> [TASK BRIEF]
Within these entries, which lines include the string "icon"? Copy each one.

--------------------------------

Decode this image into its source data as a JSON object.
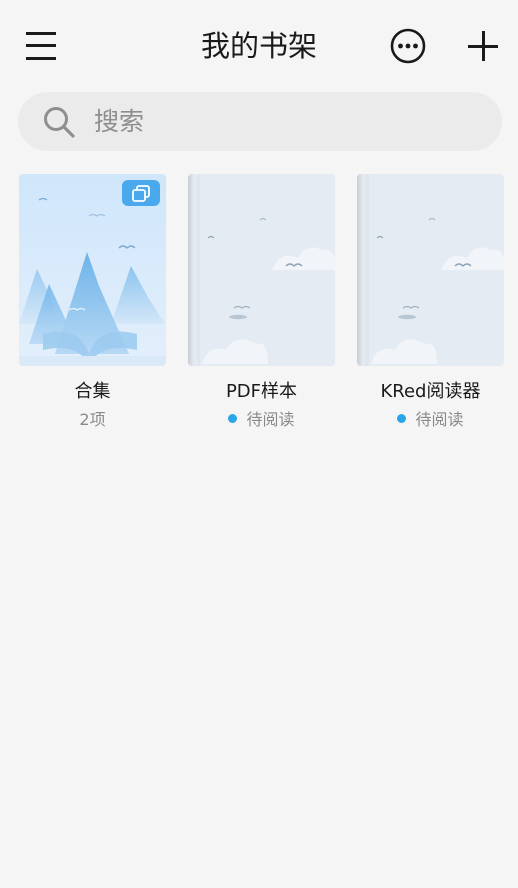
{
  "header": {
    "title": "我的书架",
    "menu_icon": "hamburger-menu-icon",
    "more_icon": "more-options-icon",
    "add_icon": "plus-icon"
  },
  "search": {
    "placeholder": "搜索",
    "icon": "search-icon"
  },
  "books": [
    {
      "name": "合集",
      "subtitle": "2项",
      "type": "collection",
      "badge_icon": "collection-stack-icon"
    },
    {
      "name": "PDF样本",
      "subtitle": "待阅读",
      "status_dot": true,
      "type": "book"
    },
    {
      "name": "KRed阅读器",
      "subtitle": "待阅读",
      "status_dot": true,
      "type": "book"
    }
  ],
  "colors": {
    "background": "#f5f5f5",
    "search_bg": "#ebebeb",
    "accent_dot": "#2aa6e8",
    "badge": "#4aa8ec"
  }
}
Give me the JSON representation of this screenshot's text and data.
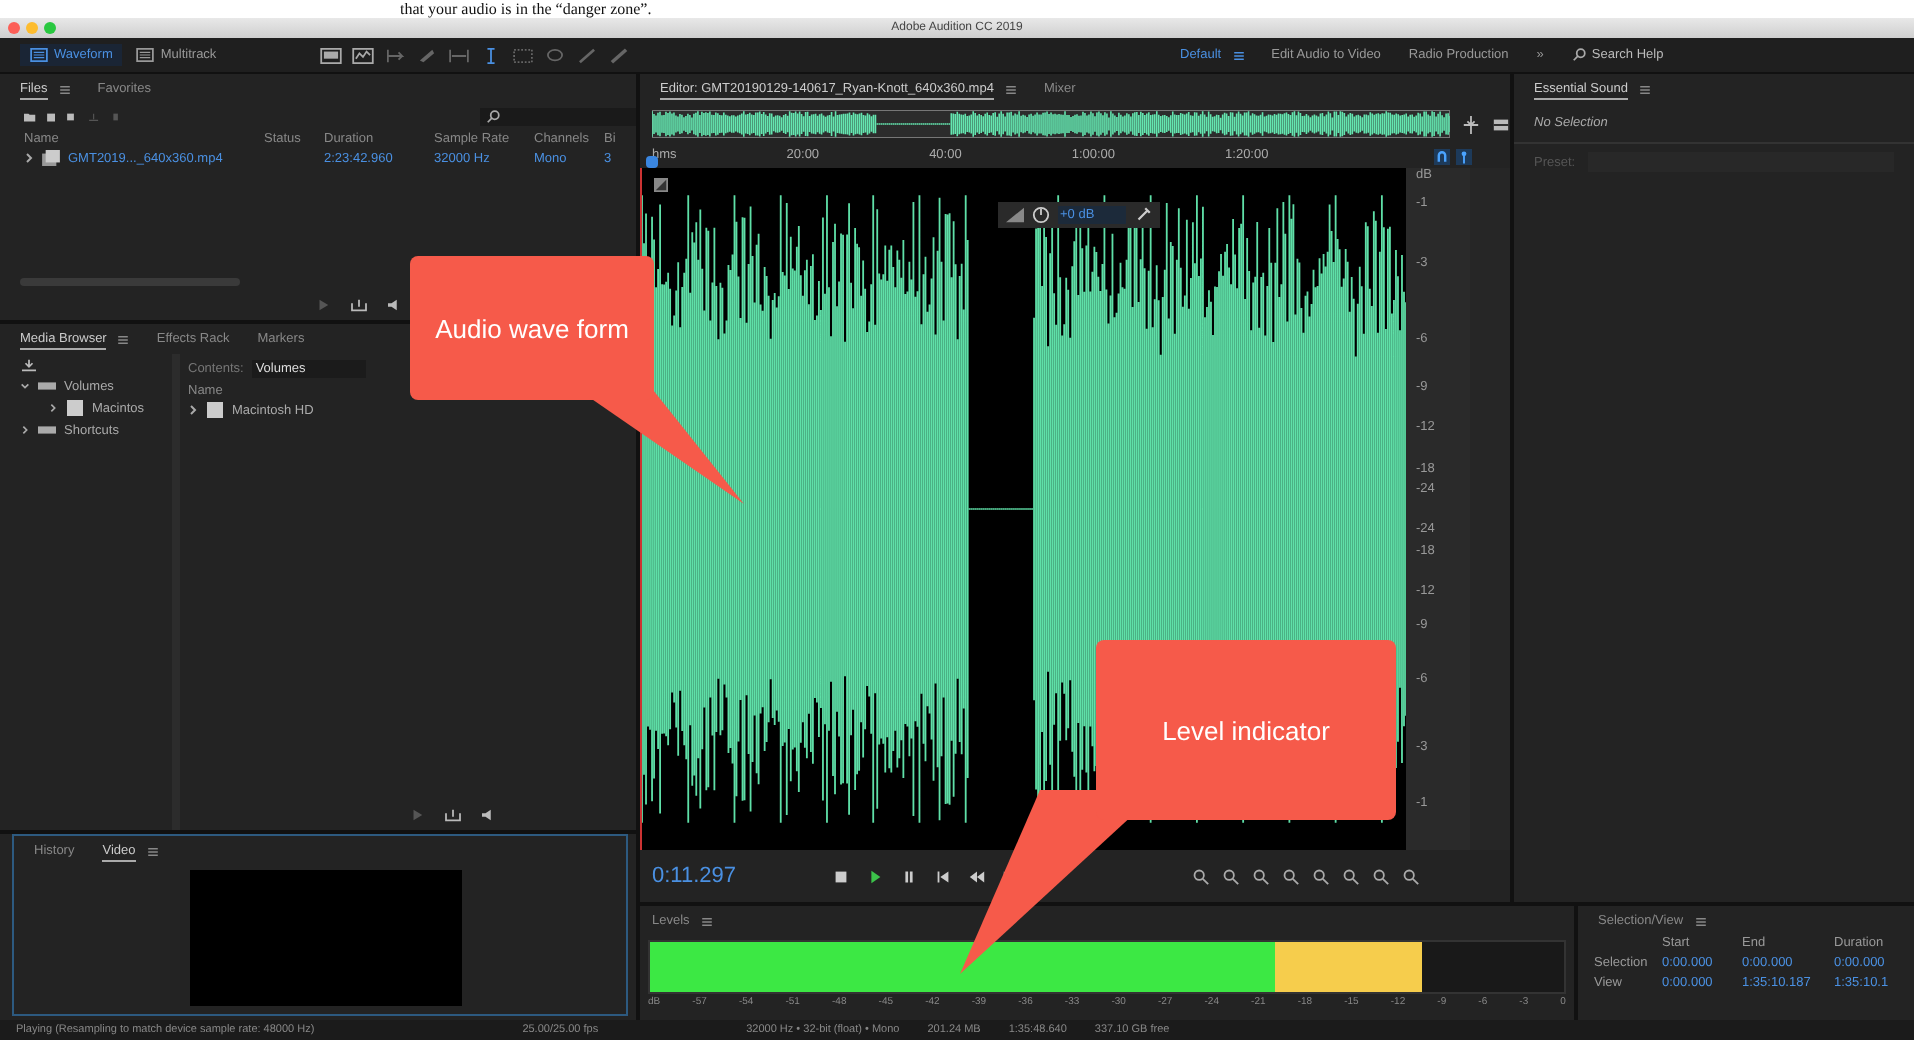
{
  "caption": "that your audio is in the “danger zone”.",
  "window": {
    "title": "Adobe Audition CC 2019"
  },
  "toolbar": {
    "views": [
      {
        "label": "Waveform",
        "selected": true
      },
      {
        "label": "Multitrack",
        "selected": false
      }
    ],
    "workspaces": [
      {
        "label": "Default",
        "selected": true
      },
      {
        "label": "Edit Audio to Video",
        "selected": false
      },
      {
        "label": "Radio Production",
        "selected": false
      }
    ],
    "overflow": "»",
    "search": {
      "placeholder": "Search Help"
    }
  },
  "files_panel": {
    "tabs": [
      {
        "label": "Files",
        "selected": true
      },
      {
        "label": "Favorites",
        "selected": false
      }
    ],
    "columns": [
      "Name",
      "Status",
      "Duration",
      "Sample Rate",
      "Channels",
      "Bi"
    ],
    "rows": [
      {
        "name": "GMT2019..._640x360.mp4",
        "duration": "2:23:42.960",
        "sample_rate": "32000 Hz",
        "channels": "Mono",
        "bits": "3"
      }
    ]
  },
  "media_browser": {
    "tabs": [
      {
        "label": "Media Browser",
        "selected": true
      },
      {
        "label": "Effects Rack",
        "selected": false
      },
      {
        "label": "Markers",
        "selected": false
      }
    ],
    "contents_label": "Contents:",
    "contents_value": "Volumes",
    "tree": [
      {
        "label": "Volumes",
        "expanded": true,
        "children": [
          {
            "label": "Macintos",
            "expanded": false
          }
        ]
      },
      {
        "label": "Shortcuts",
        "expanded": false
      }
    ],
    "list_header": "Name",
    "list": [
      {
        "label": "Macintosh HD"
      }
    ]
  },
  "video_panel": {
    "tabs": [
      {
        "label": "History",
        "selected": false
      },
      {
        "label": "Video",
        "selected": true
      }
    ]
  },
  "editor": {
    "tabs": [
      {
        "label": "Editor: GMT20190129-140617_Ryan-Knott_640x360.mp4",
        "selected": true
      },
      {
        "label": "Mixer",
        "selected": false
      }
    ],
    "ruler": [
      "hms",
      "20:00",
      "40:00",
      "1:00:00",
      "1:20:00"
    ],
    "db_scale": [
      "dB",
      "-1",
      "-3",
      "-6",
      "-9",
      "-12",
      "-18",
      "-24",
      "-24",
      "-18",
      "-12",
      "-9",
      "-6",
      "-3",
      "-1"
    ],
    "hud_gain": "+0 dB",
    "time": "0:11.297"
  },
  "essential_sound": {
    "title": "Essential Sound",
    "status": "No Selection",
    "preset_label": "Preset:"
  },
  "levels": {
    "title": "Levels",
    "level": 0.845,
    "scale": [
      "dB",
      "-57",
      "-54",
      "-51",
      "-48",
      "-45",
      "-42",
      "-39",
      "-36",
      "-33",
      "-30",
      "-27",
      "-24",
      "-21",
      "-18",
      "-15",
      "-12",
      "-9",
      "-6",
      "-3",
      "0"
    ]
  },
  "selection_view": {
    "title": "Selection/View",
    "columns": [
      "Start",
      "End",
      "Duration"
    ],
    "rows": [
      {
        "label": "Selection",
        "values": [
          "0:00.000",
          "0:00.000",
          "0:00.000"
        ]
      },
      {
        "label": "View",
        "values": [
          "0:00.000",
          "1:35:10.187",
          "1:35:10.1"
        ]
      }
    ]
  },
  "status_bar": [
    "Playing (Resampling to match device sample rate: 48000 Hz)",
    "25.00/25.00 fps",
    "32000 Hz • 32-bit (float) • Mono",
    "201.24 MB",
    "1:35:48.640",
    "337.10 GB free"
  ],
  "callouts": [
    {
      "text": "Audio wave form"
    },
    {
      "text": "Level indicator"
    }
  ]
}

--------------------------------

> [WRITTEN REPLY]
    "menu_icon": "hamburger-menu-icon",
    "more_icon": "more-options-icon",
    "add_icon": "plus-icon"
    "icon": "search-icon"
      "badge_icon": "collection-stack-icon"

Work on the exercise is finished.